WHAT TO WORK ON: All of the data is to be copied word for word.

SUPPLIED MATERIAL:
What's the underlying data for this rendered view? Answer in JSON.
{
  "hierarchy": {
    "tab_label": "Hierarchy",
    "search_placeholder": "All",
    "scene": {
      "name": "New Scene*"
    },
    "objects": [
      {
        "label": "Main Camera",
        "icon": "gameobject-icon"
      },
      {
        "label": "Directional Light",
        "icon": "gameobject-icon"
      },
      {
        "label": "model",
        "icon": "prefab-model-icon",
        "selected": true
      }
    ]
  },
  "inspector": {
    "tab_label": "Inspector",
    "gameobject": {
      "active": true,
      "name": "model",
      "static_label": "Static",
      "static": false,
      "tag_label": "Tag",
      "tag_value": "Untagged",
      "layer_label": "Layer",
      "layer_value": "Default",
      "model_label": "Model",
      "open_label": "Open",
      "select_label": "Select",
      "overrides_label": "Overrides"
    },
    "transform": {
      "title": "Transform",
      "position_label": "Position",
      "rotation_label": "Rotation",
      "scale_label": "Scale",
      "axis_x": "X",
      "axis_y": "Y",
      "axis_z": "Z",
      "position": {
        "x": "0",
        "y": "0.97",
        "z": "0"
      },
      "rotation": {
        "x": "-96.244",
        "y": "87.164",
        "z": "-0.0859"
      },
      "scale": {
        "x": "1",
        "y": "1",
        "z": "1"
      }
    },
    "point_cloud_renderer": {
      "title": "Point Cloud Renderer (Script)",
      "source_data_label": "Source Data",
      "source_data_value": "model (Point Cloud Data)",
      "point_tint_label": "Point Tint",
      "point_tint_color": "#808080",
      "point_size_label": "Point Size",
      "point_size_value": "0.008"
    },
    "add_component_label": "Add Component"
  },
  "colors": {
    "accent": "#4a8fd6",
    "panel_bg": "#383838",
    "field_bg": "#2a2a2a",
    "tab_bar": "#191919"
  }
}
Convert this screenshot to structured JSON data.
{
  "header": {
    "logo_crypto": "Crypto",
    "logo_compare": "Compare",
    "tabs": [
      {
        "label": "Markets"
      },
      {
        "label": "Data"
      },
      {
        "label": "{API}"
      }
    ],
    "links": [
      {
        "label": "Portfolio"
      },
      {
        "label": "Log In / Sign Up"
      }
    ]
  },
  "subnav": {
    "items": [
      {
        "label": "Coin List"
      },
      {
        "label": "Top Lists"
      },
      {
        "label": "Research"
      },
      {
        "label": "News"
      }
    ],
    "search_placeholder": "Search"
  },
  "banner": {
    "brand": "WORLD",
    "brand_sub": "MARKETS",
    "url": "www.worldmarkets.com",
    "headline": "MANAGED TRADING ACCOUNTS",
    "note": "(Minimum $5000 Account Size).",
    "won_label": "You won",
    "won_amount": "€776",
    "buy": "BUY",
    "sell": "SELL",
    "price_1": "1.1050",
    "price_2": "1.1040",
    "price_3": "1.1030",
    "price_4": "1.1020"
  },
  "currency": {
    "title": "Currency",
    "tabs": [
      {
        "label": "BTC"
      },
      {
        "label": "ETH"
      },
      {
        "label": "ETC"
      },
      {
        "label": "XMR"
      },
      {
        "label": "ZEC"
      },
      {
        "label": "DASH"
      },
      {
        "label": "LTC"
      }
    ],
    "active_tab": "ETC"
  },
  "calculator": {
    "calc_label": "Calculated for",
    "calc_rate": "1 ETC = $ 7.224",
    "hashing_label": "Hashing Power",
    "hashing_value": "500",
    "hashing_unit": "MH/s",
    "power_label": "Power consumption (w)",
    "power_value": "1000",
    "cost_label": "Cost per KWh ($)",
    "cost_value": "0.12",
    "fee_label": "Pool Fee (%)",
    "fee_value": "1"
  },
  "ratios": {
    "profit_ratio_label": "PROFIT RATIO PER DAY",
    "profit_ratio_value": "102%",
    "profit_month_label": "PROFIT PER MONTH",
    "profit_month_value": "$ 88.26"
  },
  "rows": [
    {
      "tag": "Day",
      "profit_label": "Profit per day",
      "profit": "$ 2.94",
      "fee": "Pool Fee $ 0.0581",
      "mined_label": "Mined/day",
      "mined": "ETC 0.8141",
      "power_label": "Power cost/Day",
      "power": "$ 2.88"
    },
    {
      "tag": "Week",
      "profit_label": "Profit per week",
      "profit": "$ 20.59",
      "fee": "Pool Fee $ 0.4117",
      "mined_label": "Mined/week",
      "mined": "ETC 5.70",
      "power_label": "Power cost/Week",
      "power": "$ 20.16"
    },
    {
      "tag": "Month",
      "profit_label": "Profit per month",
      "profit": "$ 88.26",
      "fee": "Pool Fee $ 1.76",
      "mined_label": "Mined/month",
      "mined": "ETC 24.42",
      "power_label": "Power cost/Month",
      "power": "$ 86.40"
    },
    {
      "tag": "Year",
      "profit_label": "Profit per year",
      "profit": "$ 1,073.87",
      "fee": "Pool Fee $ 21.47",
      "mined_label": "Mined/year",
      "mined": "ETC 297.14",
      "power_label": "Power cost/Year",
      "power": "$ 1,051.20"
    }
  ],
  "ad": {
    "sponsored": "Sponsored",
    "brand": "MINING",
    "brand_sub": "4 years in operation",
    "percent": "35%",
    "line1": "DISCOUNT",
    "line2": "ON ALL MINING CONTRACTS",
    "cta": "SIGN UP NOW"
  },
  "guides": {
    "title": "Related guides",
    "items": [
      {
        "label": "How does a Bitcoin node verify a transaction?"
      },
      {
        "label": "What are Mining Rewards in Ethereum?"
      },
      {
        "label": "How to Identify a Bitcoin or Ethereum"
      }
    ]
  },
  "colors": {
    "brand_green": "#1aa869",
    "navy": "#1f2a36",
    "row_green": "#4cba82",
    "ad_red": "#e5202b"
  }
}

WRITTEN ANSWER:
What's the underlying data for this rendered view? Answer in JSON.
{
  "hierarchy": {
    "tab_label": "Hierarchy",
    "search_placeholder": "All",
    "scene": {
      "name": "New Scene*"
    },
    "objects": [
      {
        "label": "Main Camera",
        "icon": "gameobject-icon"
      },
      {
        "label": "Directional Light",
        "icon": "gameobject-icon"
      },
      {
        "label": "model",
        "icon": "prefab-model-icon",
        "selected": true
      }
    ]
  },
  "inspector": {
    "tab_label": "Inspector",
    "gameobject": {
      "active": true,
      "name": "model",
      "static_label": "Static",
      "static": false,
      "tag_label": "Tag",
      "tag_value": "Untagged",
      "layer_label": "Layer",
      "layer_value": "Default",
      "model_label": "Model",
      "open_label": "Open",
      "select_label": "Select",
      "overrides_label": "Overrides"
    },
    "transform": {
      "title": "Transform",
      "position_label": "Position",
      "rotation_label": "Rotation",
      "scale_label": "Scale",
      "axis_x": "X",
      "axis_y": "Y",
      "axis_z": "Z",
      "position": {
        "x": "0",
        "y": "0.97",
        "z": "0"
      },
      "rotation": {
        "x": "-96.244",
        "y": "87.164",
        "z": "-0.0859"
      },
      "scale": {
        "x": "1",
        "y": "1",
        "z": "1"
      }
    },
    "point_cloud_renderer": {
      "title": "Point Cloud Renderer (Script)",
      "source_data_label": "Source Data",
      "source_data_value": "model (Point Cloud Data)",
      "point_tint_label": "Point Tint",
      "point_tint_color": "#808080",
      "point_size_label": "Point Size",
      "point_size_value": "0.008"
    },
    "add_component_label": "Add Component"
  },
  "colors": {
    "accent": "#4a8fd6",
    "panel_bg": "#383838",
    "field_bg": "#2a2a2a",
    "tab_bar": "#191919"
  }
}
Convert this screenshot to structured JSON data.
{
  "header": {
    "logo_crypto": "Crypto",
    "logo_compare": "Compare",
    "tabs": [
      {
        "label": "Markets"
      },
      {
        "label": "Data"
      },
      {
        "label": "{API}"
      }
    ],
    "links": [
      {
        "label": "Portfolio"
      },
      {
        "label": "Log In / Sign Up"
      }
    ]
  },
  "subnav": {
    "items": [
      {
        "label": "Coin List"
      },
      {
        "label": "Top Lists"
      },
      {
        "label": "Research"
      },
      {
        "label": "News"
      }
    ],
    "search_placeholder": "Search"
  },
  "banner": {
    "brand": "WORLD",
    "brand_sub": "MARKETS",
    "url": "www.worldmarkets.com",
    "headline": "MANAGED TRADING ACCOUNTS",
    "note": "(Minimum $5000 Account Size).",
    "won_label": "You won",
    "won_amount": "€776",
    "buy": "BUY",
    "sell": "SELL",
    "price_1": "1.1050",
    "price_2": "1.1040",
    "price_3": "1.1030",
    "price_4": "1.1020"
  },
  "currency": {
    "title": "Currency",
    "tabs": [
      {
        "label": "BTC"
      },
      {
        "label": "ETH"
      },
      {
        "label": "ETC"
      },
      {
        "label": "XMR"
      },
      {
        "label": "ZEC"
      },
      {
        "label": "DASH"
      },
      {
        "label": "LTC"
      }
    ],
    "active_tab": "ETC"
  },
  "calculator": {
    "calc_label": "Calculated for",
    "calc_rate": "1 ETC = $ 7.224",
    "hashing_label": "Hashing Power",
    "hashing_value": "500",
    "hashing_unit": "MH/s",
    "power_label": "Power consumption (w)",
    "power_value": "1000",
    "cost_label": "Cost per KWh ($)",
    "cost_value": "0.12",
    "fee_label": "Pool Fee (%)",
    "fee_value": "1"
  },
  "ratios": {
    "profit_ratio_label": "PROFIT RATIO PER DAY",
    "profit_ratio_value": "102%",
    "profit_month_label": "PROFIT PER MONTH",
    "profit_month_value": "$ 88.26"
  },
  "rows": [
    {
      "tag": "Day",
      "profit_label": "Profit per day",
      "profit": "$ 2.94",
      "fee": "Pool Fee $ 0.0581",
      "mined_label": "Mined/day",
      "mined": "ETC 0.8141",
      "power_label": "Power cost/Day",
      "power": "$ 2.88"
    },
    {
      "tag": "Week",
      "profit_label": "Profit per week",
      "profit": "$ 20.59",
      "fee": "Pool Fee $ 0.4117",
      "mined_label": "Mined/week",
      "mined": "ETC 5.70",
      "power_label": "Power cost/Week",
      "power": "$ 20.16"
    },
    {
      "tag": "Month",
      "profit_label": "Profit per month",
      "profit": "$ 88.26",
      "fee": "Pool Fee $ 1.76",
      "mined_label": "Mined/month",
      "mined": "ETC 24.42",
      "power_label": "Power cost/Month",
      "power": "$ 86.40"
    },
    {
      "tag": "Year",
      "profit_label": "Profit per year",
      "profit": "$ 1,073.87",
      "fee": "Pool Fee $ 21.47",
      "mined_label": "Mined/year",
      "mined": "ETC 297.14",
      "power_label": "Power cost/Year",
      "power": "$ 1,051.20"
    }
  ],
  "ad": {
    "sponsored": "Sponsored",
    "brand": "MINING",
    "brand_sub": "4 years in operation",
    "percent": "35%",
    "line1": "DISCOUNT",
    "line2": "ON ALL MINING CONTRACTS",
    "cta": "SIGN UP NOW"
  },
  "guides": {
    "title": "Related guides",
    "items": [
      {
        "label": "How does a Bitcoin node verify a transaction?"
      },
      {
        "label": "What are Mining Rewards in Ethereum?"
      },
      {
        "label": "How to Identify a Bitcoin or Ethereum"
      }
    ]
  },
  "colors": {
    "brand_green": "#1aa869",
    "navy": "#1f2a36",
    "row_green": "#4cba82",
    "ad_red": "#e5202b"
  }
}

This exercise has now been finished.